surfaces = idf.idfobjects['BUILDINGSURFACE:DETAILED']
windows = idf.idfobjects['WINDOW']

# make a new empty IDF
idf2 = IDF()
idf2.new()

# copy the geometry objects into the new IDF
for s, w in zip(surfaces, windows):
idf2.copyidfobject(s)
idf2.copyidfobject(w)

# save the geometry as an IMF for use by EPMacro
idf2.saveas('geometry.imf')


For the second question, IDF.saveas() is just to change the filename. It doesn't really make sense to save it as a CSV since each object has different fields. I suppose you could do something like:

with open('out.csv', 'w') as f_out:
f_out.write(','.join(str(i) for i in headers) + '\n')
for row in rows:
f_out.write(','.join(str(i) for i in row) + '\n')


Alternatively you could open up the IDF in the OpenStudio SketchUp plugin to get a visualisation of the surfaces and windows in the model.

For the first question, you can create a second IDF and add the extracted objects to it.

# get the geometry objects
surfaces = idf.idfobjects['BUILDINGSURFACE:DETAILED']
windows = idf.idfobjects['WINDOW']

# make a new empty IDF
idf2 = IDF()
idf2.new()

# copy the geometry objects into the new IDF
for s, w in zip(surfaces, windows):
idf2.copyidfobject(s)
idf2.copyidfobject(w)

# save the geometry as an IMF for use by EPMacro
idf2.saveas('geometry.imf')


For the second question, IDF.saveas() is just to change the filename. It doesn't really make sense to save it as a CSV since each object has different fields. I suppose you could do something like:

headers = surfaces[0].objls  # get the column headers as a list
rows = [s.obj for s in surfaces] # get the values as a list of lists
with open('out.csv', 'w') as f_out:
f_out.write(','.join(str(i) for i in headers) + '\n')
for row in rows:
f_out.write(','.join(str(i) for i in row) + '\n')


Alternatively you could open up the IDF in the OpenStudio SketchUp plugin to get a visualisation of the surfaces and windows in the model.

For the first question, you can create a second IDF and add the extracted objects to it.

# get the geometry objects
surfaces = idf.idfobjects['BUILDINGSURFACE:DETAILED']
windows = idf.idfobjects['WINDOW']

# make a new empty IDF
idf2 = IDF()
idf2.new()

# copy the geometry objects into the new IDF
for s, w in zip(surfaces, windows):
idf2.copyidfobject(s)
idf2.copyidfobject(w)

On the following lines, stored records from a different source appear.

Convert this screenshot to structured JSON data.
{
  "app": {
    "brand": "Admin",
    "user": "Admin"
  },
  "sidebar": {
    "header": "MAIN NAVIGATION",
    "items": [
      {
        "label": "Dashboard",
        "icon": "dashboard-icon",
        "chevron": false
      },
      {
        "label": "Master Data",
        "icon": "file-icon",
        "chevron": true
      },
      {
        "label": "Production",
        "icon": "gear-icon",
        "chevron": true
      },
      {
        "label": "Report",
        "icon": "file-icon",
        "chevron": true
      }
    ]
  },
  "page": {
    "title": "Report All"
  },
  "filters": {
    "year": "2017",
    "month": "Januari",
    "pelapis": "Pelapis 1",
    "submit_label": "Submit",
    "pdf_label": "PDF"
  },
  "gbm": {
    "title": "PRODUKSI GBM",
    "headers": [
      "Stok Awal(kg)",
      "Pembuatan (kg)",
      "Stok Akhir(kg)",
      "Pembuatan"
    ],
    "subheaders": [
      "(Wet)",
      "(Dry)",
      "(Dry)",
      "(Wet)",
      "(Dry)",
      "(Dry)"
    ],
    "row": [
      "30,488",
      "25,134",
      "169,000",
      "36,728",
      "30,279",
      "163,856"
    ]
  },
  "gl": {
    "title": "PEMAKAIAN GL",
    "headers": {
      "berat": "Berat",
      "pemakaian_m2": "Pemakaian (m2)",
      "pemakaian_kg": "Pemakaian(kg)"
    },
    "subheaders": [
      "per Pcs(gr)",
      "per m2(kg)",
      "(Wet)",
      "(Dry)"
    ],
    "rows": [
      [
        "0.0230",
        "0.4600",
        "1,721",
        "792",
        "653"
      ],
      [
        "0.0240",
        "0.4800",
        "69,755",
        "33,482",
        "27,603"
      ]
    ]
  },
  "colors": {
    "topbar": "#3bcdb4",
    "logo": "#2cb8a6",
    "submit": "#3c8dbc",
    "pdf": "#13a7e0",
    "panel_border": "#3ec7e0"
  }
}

# save the geometry as an IMF for use by EPMacro
idf2.saveas('geometry.imf')


For the second question, IDF.saveas() is just to change the filename. It doesn't really make sense to save it as a CSV since each object has different fields. I suppose you could do something like:

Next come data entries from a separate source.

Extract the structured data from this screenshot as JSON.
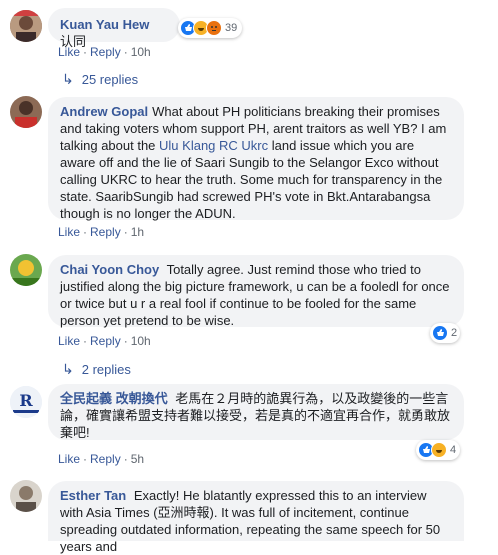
{
  "comments": [
    {
      "name": "Kuan Yau Hew",
      "text": "认同",
      "actions": {
        "like": "Like",
        "reply": "Reply",
        "time": "10h"
      },
      "reactions": {
        "count": "39",
        "icons": [
          "like-icon",
          "haha-icon",
          "angry-icon"
        ]
      },
      "replies": "25 replies"
    },
    {
      "name": "Andrew Gopal",
      "text_before": "What about PH politicians breaking their promises and taking voters whom support PH, arent traitors as well YB? I am talking about the ",
      "link": "Ulu Klang RC Ukrc",
      "text_after": " land issue which you are aware off and the lie of Saari Sungib to the Selangor Exco without calling UKRC to hear the truth. Some much for transparency in the state. SaaribSungib had screwed PH's vote in Bkt.Antarabangsa though is no longer the ADUN.",
      "actions": {
        "like": "Like",
        "reply": "Reply",
        "time": "1h"
      }
    },
    {
      "name": "Chai Yoon Choy",
      "text": "Totally agree. Just remind those who tried to justified along the big picture framework, u can be a fooledl for once or twice but u r a real fool if continue to be fooled for the same person yet pretend to be wise.",
      "actions": {
        "like": "Like",
        "reply": "Reply",
        "time": "10h"
      },
      "reactions": {
        "count": "2",
        "icons": [
          "like-icon"
        ]
      },
      "replies": "2 replies"
    },
    {
      "name": "全民起義 改朝換代",
      "text": "老馬在２月時的詭異行為，以及政變後的一些言論，確實讓希盟支持者難以接受，若是真的不適宜再合作，就勇敢放棄吧!",
      "actions": {
        "like": "Like",
        "reply": "Reply",
        "time": "5h"
      },
      "reactions": {
        "count": "4",
        "icons": [
          "like-icon",
          "haha-icon"
        ]
      }
    },
    {
      "name": "Esther Tan",
      "text": "Exactly! He blatantly expressed this to an interview with Asia Times (亞洲時報). It was full of incitement, continue spreading outdated information, repeating the same speech for 50 years and"
    }
  ]
}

headers = surfaces[0].objls  # get the column headers as a list
rows = [s.obj for s in surfaces] # get the values as a list of lists
with open('out.csv', 'w') as f_out:
f_out.write(','.join(str(i) for i in headers) + '\n')
for row in rows:
f_out.write(','.join(str(i) for i in row) + '\n')

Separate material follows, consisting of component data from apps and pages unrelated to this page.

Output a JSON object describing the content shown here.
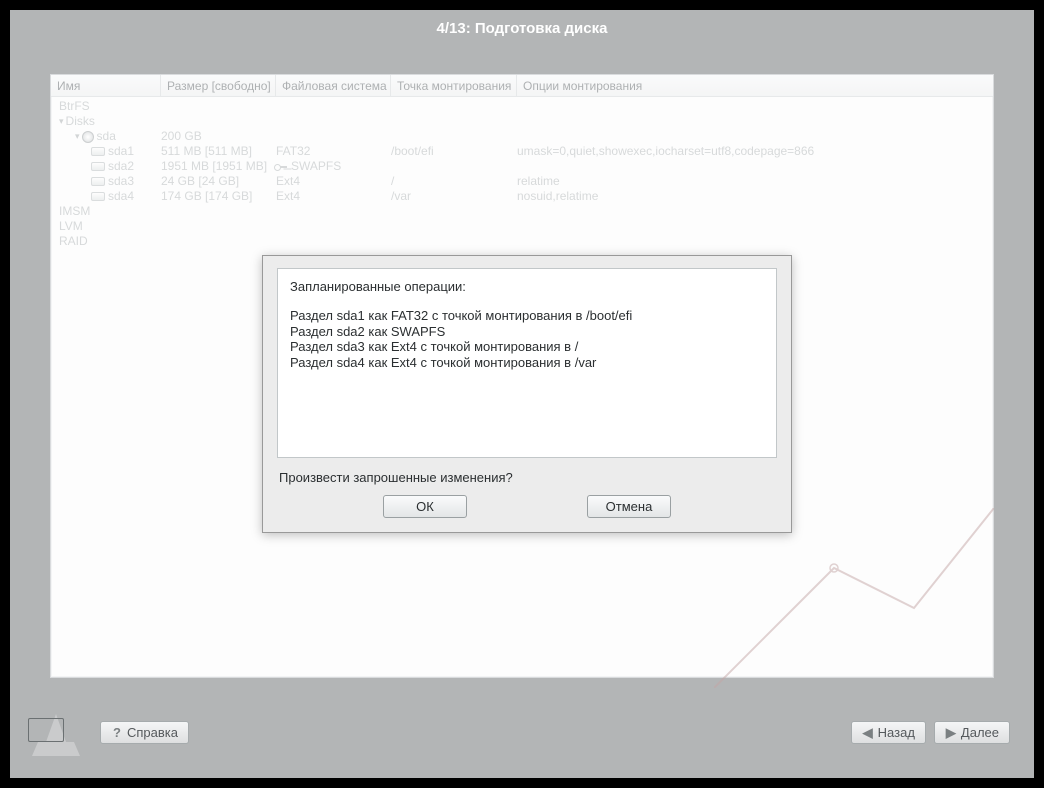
{
  "header": {
    "title": "4/13: Подготовка диска"
  },
  "columns": {
    "name": "Имя",
    "size": "Размер [свободно]",
    "fs": "Файловая система",
    "mount": "Точка монтирования",
    "opts": "Опции монтирования"
  },
  "tree": {
    "btrfs": "BtrFS",
    "disks": "Disks",
    "sda": {
      "name": "sda",
      "size": "200 GB"
    },
    "partitions": [
      {
        "name": "sda1",
        "size": "511 MB [511 MB]",
        "fs": "FAT32",
        "mount": "/boot/efi",
        "opts": "umask=0,quiet,showexec,iocharset=utf8,codepage=866",
        "key": false
      },
      {
        "name": "sda2",
        "size": "1951 MB [1951 MB]",
        "fs": "SWAPFS",
        "mount": "",
        "opts": "",
        "key": true
      },
      {
        "name": "sda3",
        "size": "24 GB [24 GB]",
        "fs": "Ext4",
        "mount": "/",
        "opts": "relatime",
        "key": false
      },
      {
        "name": "sda4",
        "size": "174 GB [174 GB]",
        "fs": "Ext4",
        "mount": "/var",
        "opts": "nosuid,relatime",
        "key": false
      }
    ],
    "imsm": "IMSM",
    "lvm": "LVM",
    "raid": "RAID"
  },
  "dialog": {
    "heading": "Запланированные операции:",
    "lines": [
      "Раздел sda1 как FAT32 с точкой монтирования в /boot/efi",
      "Раздел sda2 как SWAPFS",
      "Раздел sda3 как Ext4 с точкой монтирования в /",
      "Раздел sda4 как Ext4 с точкой монтирования в /var"
    ],
    "question": "Произвести запрошенные изменения?",
    "ok": "ОК",
    "cancel": "Отмена"
  },
  "footer": {
    "help": "Справка",
    "back": "Назад",
    "next": "Далее"
  }
}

Alternatively you could open up the IDF in the OpenStudio SketchUp plugin to get a visualisation of the surfaces and windows in the model.

In response to your comment, you need to tell eppy which output variable you want to remove from the IDF. The simple case first:

# to remove them all
for variable in idf.idfobjects['OUTPUT:VARIABLE']:
idf.removeidfobject(variable)


Removing a specific variable can be a bit tricky though. Since they don't have a Name field we can't select them using idf.getobject('OUTPUT:VARIABLE', name). They do have a Key_Value field, though this is often *, and a Variable_Name field. We can use those in a list comprehension to filter out the variable or variables to remove.

# to remove all variables of a given Variable_Name
name = "Electric Equipment Electric Energy"
variables = [v for v in idf.idfobjects['OUTPUT:VARIABLE'] if v.Variable_Name == name]
for variable in variables :
idf.removeidfobject(variable)

# to remove variables with a given Variable_Name with a specific Key_Value
key_value = "PrimaryHeater"
name = "Boiler Gas Energy"
variables = [v for v in idf.idfobjects['OUTPUT:VARIABLE']
if v.Variable_Name == name
and v.Key_Value == key_value]
for variable in variables :
idf.removeidfobject(variable)